(EXERCISE BRIEF) Could you please write out each line of the records exactly, minus the pictures?

(Dataset items)
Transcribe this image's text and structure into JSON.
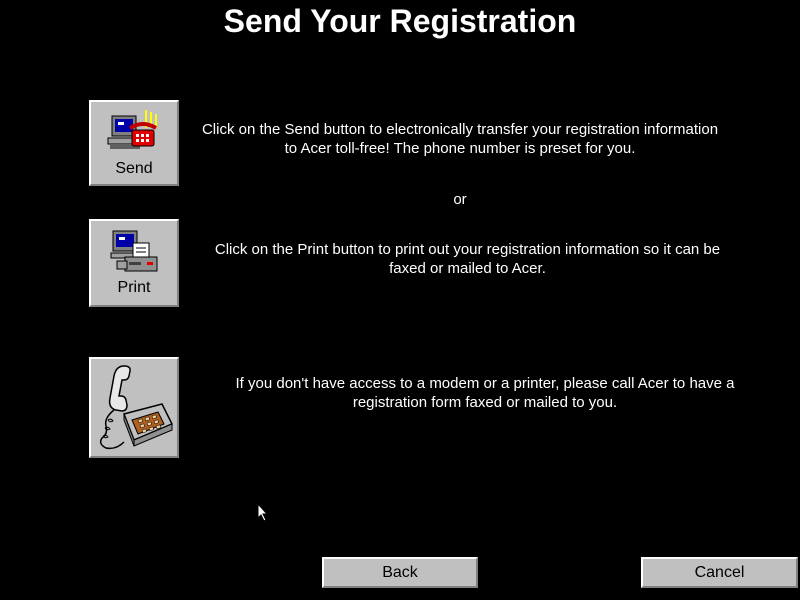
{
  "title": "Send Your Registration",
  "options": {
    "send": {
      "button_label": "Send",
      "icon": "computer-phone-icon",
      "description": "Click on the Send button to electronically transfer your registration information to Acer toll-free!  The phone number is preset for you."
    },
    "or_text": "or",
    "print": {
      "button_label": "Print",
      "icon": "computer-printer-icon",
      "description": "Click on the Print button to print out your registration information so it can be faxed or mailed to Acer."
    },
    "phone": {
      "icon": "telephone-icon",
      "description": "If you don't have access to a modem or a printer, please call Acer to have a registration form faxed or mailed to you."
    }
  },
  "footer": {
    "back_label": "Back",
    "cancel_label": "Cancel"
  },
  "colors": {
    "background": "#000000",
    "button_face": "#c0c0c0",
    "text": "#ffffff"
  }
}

(RESPONSE AREA)
Transcribe this image's text and structure into JSON.
{
  "title": "Send Your Registration",
  "options": {
    "send": {
      "button_label": "Send",
      "icon": "computer-phone-icon",
      "description": "Click on the Send button to electronically transfer your registration information to Acer toll-free!  The phone number is preset for you."
    },
    "or_text": "or",
    "print": {
      "button_label": "Print",
      "icon": "computer-printer-icon",
      "description": "Click on the Print button to print out your registration information so it can be faxed or mailed to Acer."
    },
    "phone": {
      "icon": "telephone-icon",
      "description": "If you don't have access to a modem or a printer, please call Acer to have a registration form faxed or mailed to you."
    }
  },
  "footer": {
    "back_label": "Back",
    "cancel_label": "Cancel"
  },
  "colors": {
    "background": "#000000",
    "button_face": "#c0c0c0",
    "text": "#ffffff"
  }
}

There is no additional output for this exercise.